Write the listing out again word for word, leaving each picture behind.

[[ Records to process, beginning ]]

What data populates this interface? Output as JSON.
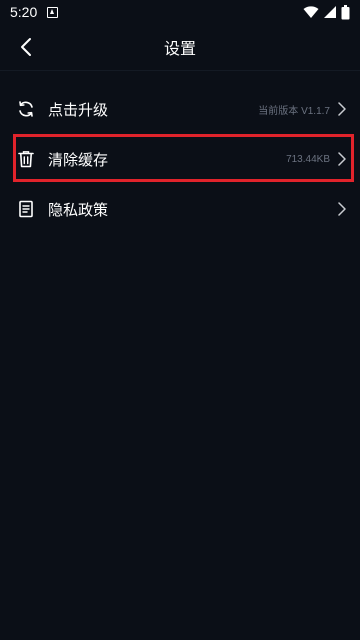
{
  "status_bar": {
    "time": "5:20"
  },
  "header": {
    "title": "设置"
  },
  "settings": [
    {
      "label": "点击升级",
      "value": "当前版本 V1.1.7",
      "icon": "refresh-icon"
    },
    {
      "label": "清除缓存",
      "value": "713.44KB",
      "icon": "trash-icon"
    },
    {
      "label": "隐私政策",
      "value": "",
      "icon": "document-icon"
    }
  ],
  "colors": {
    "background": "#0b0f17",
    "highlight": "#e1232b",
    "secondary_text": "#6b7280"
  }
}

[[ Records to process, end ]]

Result of this task
What data populates this interface? Output as JSON.
{
  "status_bar": {
    "time": "5:20"
  },
  "header": {
    "title": "设置"
  },
  "settings": [
    {
      "label": "点击升级",
      "value": "当前版本 V1.1.7",
      "icon": "refresh-icon"
    },
    {
      "label": "清除缓存",
      "value": "713.44KB",
      "icon": "trash-icon"
    },
    {
      "label": "隐私政策",
      "value": "",
      "icon": "document-icon"
    }
  ],
  "colors": {
    "background": "#0b0f17",
    "highlight": "#e1232b",
    "secondary_text": "#6b7280"
  }
}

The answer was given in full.